### Data for this task ###
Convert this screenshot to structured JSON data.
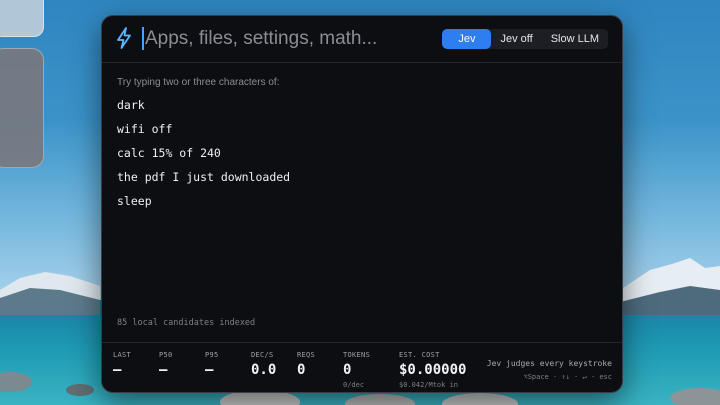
{
  "search": {
    "placeholder": "Apps, files, settings, math..."
  },
  "modes": [
    {
      "label": "Jev",
      "active": true
    },
    {
      "label": "Jev off",
      "active": false
    },
    {
      "label": "Slow LLM",
      "active": false
    }
  ],
  "hint": "Try typing two or three characters of:",
  "suggestions": [
    "dark",
    "wifi off",
    "calc 15% of 240",
    "the pdf I just downloaded",
    "sleep"
  ],
  "indexed_text": "85 local candidates indexed",
  "stats": {
    "last": {
      "label": "LAST",
      "value": "—"
    },
    "p50": {
      "label": "P50",
      "value": "—"
    },
    "p95": {
      "label": "P95",
      "value": "—"
    },
    "dec": {
      "label": "DEC/S",
      "value": "0.0"
    },
    "reqs": {
      "label": "REQS",
      "value": "0"
    },
    "tokens": {
      "label": "TOKENS",
      "value": "0",
      "sub": "0/dec"
    },
    "cost": {
      "label": "EST. COST",
      "value": "$0.00000",
      "sub": "$0.042/Mtok in"
    }
  },
  "footer": {
    "judge": "Jev judges every keystroke",
    "keys": "⌥Space · ↑↓ · ↵ · esc"
  },
  "colors": {
    "accent": "#2d7ef0",
    "bolt": "#5ab8ff",
    "window_bg": "#0d0e12"
  },
  "icons": {
    "launcher": "lightning-bolt-icon"
  }
}
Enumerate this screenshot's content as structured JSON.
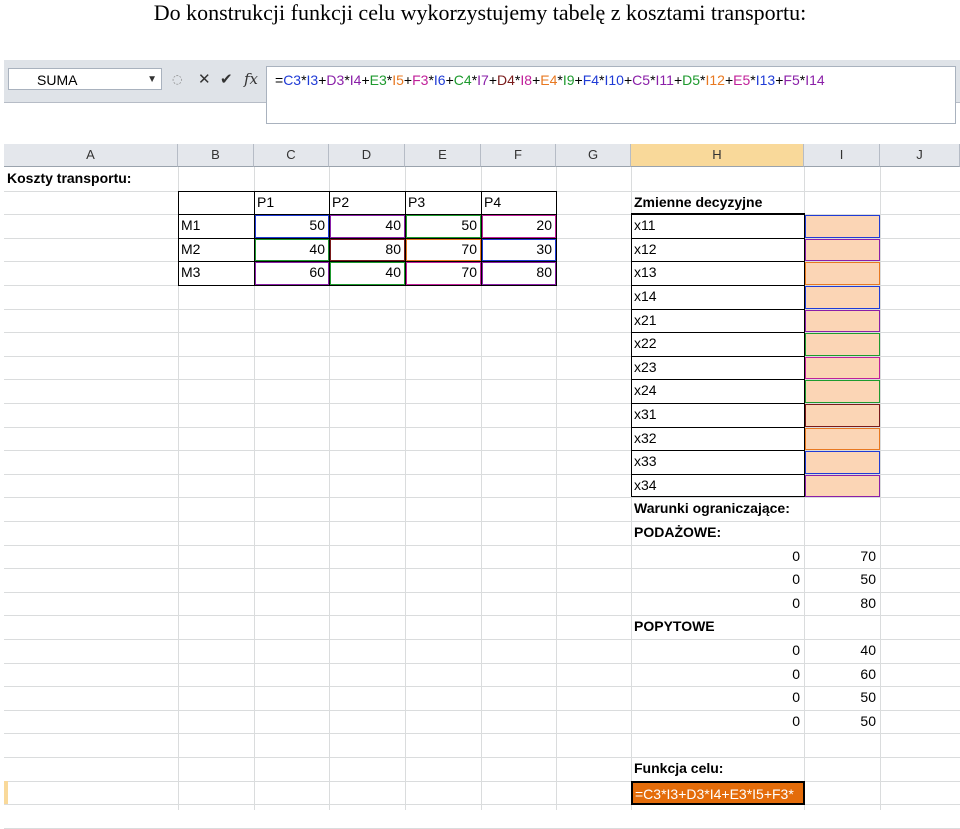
{
  "caption": "Do konstrukcji funkcji celu wykorzystujemy tabelę z kosztami transportu:",
  "formula_bar": {
    "name_box": "SUMA",
    "cancel_symbol": "✕",
    "confirm_symbol": "✔",
    "fx_symbol": "fx",
    "formula_parts": [
      {
        "text": "=",
        "color": "#000000"
      },
      {
        "text": "C3",
        "color": "#1f3bd6"
      },
      {
        "text": "*",
        "color": "#000000"
      },
      {
        "text": "I3",
        "color": "#1f3bd6"
      },
      {
        "text": "+",
        "color": "#000000"
      },
      {
        "text": "D3",
        "color": "#8a1fa8"
      },
      {
        "text": "*",
        "color": "#000000"
      },
      {
        "text": "I4",
        "color": "#8a1fa8"
      },
      {
        "text": "+",
        "color": "#000000"
      },
      {
        "text": "E3",
        "color": "#1e9a2e"
      },
      {
        "text": "*",
        "color": "#000000"
      },
      {
        "text": "I5",
        "color": "#e87820"
      },
      {
        "text": "+",
        "color": "#000000"
      },
      {
        "text": "F3",
        "color": "#c0209a"
      },
      {
        "text": "*",
        "color": "#000000"
      },
      {
        "text": "I6",
        "color": "#1f3bd6"
      },
      {
        "text": "+",
        "color": "#000000"
      },
      {
        "text": "C4",
        "color": "#1e9a2e"
      },
      {
        "text": "*",
        "color": "#000000"
      },
      {
        "text": "I7",
        "color": "#8a1fa8"
      },
      {
        "text": "+",
        "color": "#000000"
      },
      {
        "text": "D4",
        "color": "#7a1a1a"
      },
      {
        "text": "*",
        "color": "#000000"
      },
      {
        "text": "I8",
        "color": "#c0209a"
      },
      {
        "text": "+",
        "color": "#000000"
      },
      {
        "text": "E4",
        "color": "#e87820"
      },
      {
        "text": "*",
        "color": "#000000"
      },
      {
        "text": "I9",
        "color": "#1e9a2e"
      },
      {
        "text": "+",
        "color": "#000000"
      },
      {
        "text": "F4",
        "color": "#1f3bd6"
      },
      {
        "text": "*",
        "color": "#000000"
      },
      {
        "text": "I10",
        "color": "#1f3bd6"
      },
      {
        "text": "+",
        "color": "#000000"
      },
      {
        "text": "C5",
        "color": "#8a1fa8"
      },
      {
        "text": "*",
        "color": "#000000"
      },
      {
        "text": "I11",
        "color": "#8a1fa8"
      },
      {
        "text": "+",
        "color": "#000000"
      },
      {
        "text": "D5",
        "color": "#1e9a2e"
      },
      {
        "text": "*",
        "color": "#000000"
      },
      {
        "text": "I12",
        "color": "#e87820"
      },
      {
        "text": "+",
        "color": "#000000"
      },
      {
        "text": "E5",
        "color": "#c0209a"
      },
      {
        "text": "*",
        "color": "#000000"
      },
      {
        "text": "I13",
        "color": "#1f3bd6"
      },
      {
        "text": "+",
        "color": "#000000"
      },
      {
        "text": "F5",
        "color": "#8a1fa8"
      },
      {
        "text": "*",
        "color": "#000000"
      },
      {
        "text": "I14",
        "color": "#8a1fa8"
      }
    ]
  },
  "columns": [
    "A",
    "B",
    "C",
    "D",
    "E",
    "F",
    "G",
    "H",
    "I",
    "J"
  ],
  "sheet": {
    "title": "Koszty transportu:",
    "cost_headers": [
      "P1",
      "P2",
      "P3",
      "P4"
    ],
    "cost_rows": [
      {
        "label": "M1",
        "values": [
          "50",
          "40",
          "50",
          "20"
        ]
      },
      {
        "label": "M2",
        "values": [
          "40",
          "80",
          "70",
          "30"
        ]
      },
      {
        "label": "M3",
        "values": [
          "60",
          "40",
          "70",
          "80"
        ]
      }
    ],
    "decision_header": "Zmienne decyzyjne",
    "decision_vars": [
      "x11",
      "x12",
      "x13",
      "x14",
      "x21",
      "x22",
      "x23",
      "x24",
      "x31",
      "x32",
      "x33",
      "x34"
    ],
    "constraints_title": "Warunki ograniczające:",
    "supply_title": "PODAŻOWE:",
    "supply_rows": [
      [
        "0",
        "70"
      ],
      [
        "0",
        "50"
      ],
      [
        "0",
        "80"
      ]
    ],
    "demand_title": "POPYTOWE",
    "demand_rows": [
      [
        "0",
        "40"
      ],
      [
        "0",
        "60"
      ],
      [
        "0",
        "50"
      ],
      [
        "0",
        "50"
      ]
    ],
    "objective_title": "Funkcja celu:",
    "objective_cell": "=C3*I3+D3*I4+E3*I5+F3*"
  },
  "colors": {
    "header_selected": "#f9d99a",
    "shade": "#fbd5b5",
    "active_cell": "#e46c0a"
  }
}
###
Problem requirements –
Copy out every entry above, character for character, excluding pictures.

Expected answer –
Convert this screenshot to structured JSON data.
{
  "search": {
    "placeholder": "Apps, files, settings, math..."
  },
  "modes": [
    {
      "label": "Jev",
      "active": true
    },
    {
      "label": "Jev off",
      "active": false
    },
    {
      "label": "Slow LLM",
      "active": false
    }
  ],
  "hint": "Try typing two or three characters of:",
  "suggestions": [
    "dark",
    "wifi off",
    "calc 15% of 240",
    "the pdf I just downloaded",
    "sleep"
  ],
  "indexed_text": "85 local candidates indexed",
  "stats": {
    "last": {
      "label": "LAST",
      "value": "—"
    },
    "p50": {
      "label": "P50",
      "value": "—"
    },
    "p95": {
      "label": "P95",
      "value": "—"
    },
    "dec": {
      "label": "DEC/S",
      "value": "0.0"
    },
    "reqs": {
      "label": "REQS",
      "value": "0"
    },
    "tokens": {
      "label": "TOKENS",
      "value": "0",
      "sub": "0/dec"
    },
    "cost": {
      "label": "EST. COST",
      "value": "$0.00000",
      "sub": "$0.042/Mtok in"
    }
  },
  "footer": {
    "judge": "Jev judges every keystroke",
    "keys": "⌥Space · ↑↓ · ↵ · esc"
  },
  "colors": {
    "accent": "#2d7ef0",
    "bolt": "#5ab8ff",
    "window_bg": "#0d0e12"
  },
  "icons": {
    "launcher": "lightning-bolt-icon"
  }
}
Enumerate this screenshot's content as structured JSON.
{
  "caption": "Do konstrukcji funkcji celu wykorzystujemy tabelę z kosztami transportu:",
  "formula_bar": {
    "name_box": "SUMA",
    "cancel_symbol": "✕",
    "confirm_symbol": "✔",
    "fx_symbol": "fx",
    "formula_parts": [
      {
        "text": "=",
        "color": "#000000"
      },
      {
        "text": "C3",
        "color": "#1f3bd6"
      },
      {
        "text": "*",
        "color": "#000000"
      },
      {
        "text": "I3",
        "color": "#1f3bd6"
      },
      {
        "text": "+",
        "color": "#000000"
      },
      {
        "text": "D3",
        "color": "#8a1fa8"
      },
      {
        "text": "*",
        "color": "#000000"
      },
      {
        "text": "I4",
        "color": "#8a1fa8"
      },
      {
        "text": "+",
        "color": "#000000"
      },
      {
        "text": "E3",
        "color": "#1e9a2e"
      },
      {
        "text": "*",
        "color": "#000000"
      },
      {
        "text": "I5",
        "color": "#e87820"
      },
      {
        "text": "+",
        "color": "#000000"
      },
      {
        "text": "F3",
        "color": "#c0209a"
      },
      {
        "text": "*",
        "color": "#000000"
      },
      {
        "text": "I6",
        "color": "#1f3bd6"
      },
      {
        "text": "+",
        "color": "#000000"
      },
      {
        "text": "C4",
        "color": "#1e9a2e"
      },
      {
        "text": "*",
        "color": "#000000"
      },
      {
        "text": "I7",
        "color": "#8a1fa8"
      },
      {
        "text": "+",
        "color": "#000000"
      },
      {
        "text": "D4",
        "color": "#7a1a1a"
      },
      {
        "text": "*",
        "color": "#000000"
      },
      {
        "text": "I8",
        "color": "#c0209a"
      },
      {
        "text": "+",
        "color": "#000000"
      },
      {
        "text": "E4",
        "color": "#e87820"
      },
      {
        "text": "*",
        "color": "#000000"
      },
      {
        "text": "I9",
        "color": "#1e9a2e"
      },
      {
        "text": "+",
        "color": "#000000"
      },
      {
        "text": "F4",
        "color": "#1f3bd6"
      },
      {
        "text": "*",
        "color": "#000000"
      },
      {
        "text": "I10",
        "color": "#1f3bd6"
      },
      {
        "text": "+",
        "color": "#000000"
      },
      {
        "text": "C5",
        "color": "#8a1fa8"
      },
      {
        "text": "*",
        "color": "#000000"
      },
      {
        "text": "I11",
        "color": "#8a1fa8"
      },
      {
        "text": "+",
        "color": "#000000"
      },
      {
        "text": "D5",
        "color": "#1e9a2e"
      },
      {
        "text": "*",
        "color": "#000000"
      },
      {
        "text": "I12",
        "color": "#e87820"
      },
      {
        "text": "+",
        "color": "#000000"
      },
      {
        "text": "E5",
        "color": "#c0209a"
      },
      {
        "text": "*",
        "color": "#000000"
      },
      {
        "text": "I13",
        "color": "#1f3bd6"
      },
      {
        "text": "+",
        "color": "#000000"
      },
      {
        "text": "F5",
        "color": "#8a1fa8"
      },
      {
        "text": "*",
        "color": "#000000"
      },
      {
        "text": "I14",
        "color": "#8a1fa8"
      }
    ]
  },
  "columns": [
    "A",
    "B",
    "C",
    "D",
    "E",
    "F",
    "G",
    "H",
    "I",
    "J"
  ],
  "sheet": {
    "title": "Koszty transportu:",
    "cost_headers": [
      "P1",
      "P2",
      "P3",
      "P4"
    ],
    "cost_rows": [
      {
        "label": "M1",
        "values": [
          "50",
          "40",
          "50",
          "20"
        ]
      },
      {
        "label": "M2",
        "values": [
          "40",
          "80",
          "70",
          "30"
        ]
      },
      {
        "label": "M3",
        "values": [
          "60",
          "40",
          "70",
          "80"
        ]
      }
    ],
    "decision_header": "Zmienne decyzyjne",
    "decision_vars": [
      "x11",
      "x12",
      "x13",
      "x14",
      "x21",
      "x22",
      "x23",
      "x24",
      "x31",
      "x32",
      "x33",
      "x34"
    ],
    "constraints_title": "Warunki ograniczające:",
    "supply_title": "PODAŻOWE:",
    "supply_rows": [
      [
        "0",
        "70"
      ],
      [
        "0",
        "50"
      ],
      [
        "0",
        "80"
      ]
    ],
    "demand_title": "POPYTOWE",
    "demand_rows": [
      [
        "0",
        "40"
      ],
      [
        "0",
        "60"
      ],
      [
        "0",
        "50"
      ],
      [
        "0",
        "50"
      ]
    ],
    "objective_title": "Funkcja celu:",
    "objective_cell": "=C3*I3+D3*I4+E3*I5+F3*"
  },
  "colors": {
    "header_selected": "#f9d99a",
    "shade": "#fbd5b5",
    "active_cell": "#e46c0a"
  }
}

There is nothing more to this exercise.